▸ **Work to complete**
Which lines should be repeated? Exactly the one containing "What's the underlying" and every line after it through the end of the entries below.

[Interface dataset entries]

----

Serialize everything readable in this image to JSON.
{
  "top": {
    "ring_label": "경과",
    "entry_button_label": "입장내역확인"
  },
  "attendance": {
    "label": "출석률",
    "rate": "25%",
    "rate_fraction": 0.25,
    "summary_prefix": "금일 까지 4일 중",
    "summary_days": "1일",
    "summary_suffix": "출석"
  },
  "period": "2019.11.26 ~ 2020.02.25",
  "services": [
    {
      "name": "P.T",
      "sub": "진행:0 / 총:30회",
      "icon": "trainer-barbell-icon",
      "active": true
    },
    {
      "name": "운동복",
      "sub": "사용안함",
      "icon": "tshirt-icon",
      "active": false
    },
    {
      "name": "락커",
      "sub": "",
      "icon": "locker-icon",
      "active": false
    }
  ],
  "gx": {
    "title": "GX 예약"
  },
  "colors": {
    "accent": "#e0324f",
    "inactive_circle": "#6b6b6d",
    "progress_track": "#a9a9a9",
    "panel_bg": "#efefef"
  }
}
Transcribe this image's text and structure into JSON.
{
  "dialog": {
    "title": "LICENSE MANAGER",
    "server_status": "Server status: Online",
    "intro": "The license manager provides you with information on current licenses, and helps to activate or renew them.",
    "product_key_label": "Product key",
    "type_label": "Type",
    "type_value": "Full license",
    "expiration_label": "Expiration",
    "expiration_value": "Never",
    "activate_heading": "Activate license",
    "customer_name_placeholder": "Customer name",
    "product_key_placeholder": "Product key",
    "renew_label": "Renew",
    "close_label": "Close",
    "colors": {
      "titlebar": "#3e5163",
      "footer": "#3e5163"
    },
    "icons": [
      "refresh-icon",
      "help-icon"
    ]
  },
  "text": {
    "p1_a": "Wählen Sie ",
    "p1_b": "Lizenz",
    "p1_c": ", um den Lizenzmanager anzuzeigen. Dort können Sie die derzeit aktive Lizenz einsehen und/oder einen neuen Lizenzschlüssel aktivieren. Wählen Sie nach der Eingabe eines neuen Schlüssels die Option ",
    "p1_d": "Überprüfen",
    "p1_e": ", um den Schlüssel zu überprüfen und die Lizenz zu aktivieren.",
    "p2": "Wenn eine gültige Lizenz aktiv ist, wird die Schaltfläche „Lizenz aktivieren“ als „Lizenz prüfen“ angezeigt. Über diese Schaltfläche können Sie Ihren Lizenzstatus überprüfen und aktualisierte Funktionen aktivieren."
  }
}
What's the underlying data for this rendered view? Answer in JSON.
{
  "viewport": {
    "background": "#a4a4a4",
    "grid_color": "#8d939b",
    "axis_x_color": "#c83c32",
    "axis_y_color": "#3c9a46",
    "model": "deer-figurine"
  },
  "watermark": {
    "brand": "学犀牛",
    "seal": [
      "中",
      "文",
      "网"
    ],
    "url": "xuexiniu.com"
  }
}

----

▸ **Answer to this exercise**
What's the underlying data for this rendered view? Answer in JSON.
{
  "viewport": {
    "background": "#a4a4a4",
    "grid_color": "#8d939b",
    "axis_x_color": "#c83c32",
    "axis_y_color": "#3c9a46",
    "model": "deer-figurine"
  },
  "watermark": {
    "brand": "学犀牛",
    "seal": [
      "中",
      "文",
      "网"
    ],
    "url": "xuexiniu.com"
  }
}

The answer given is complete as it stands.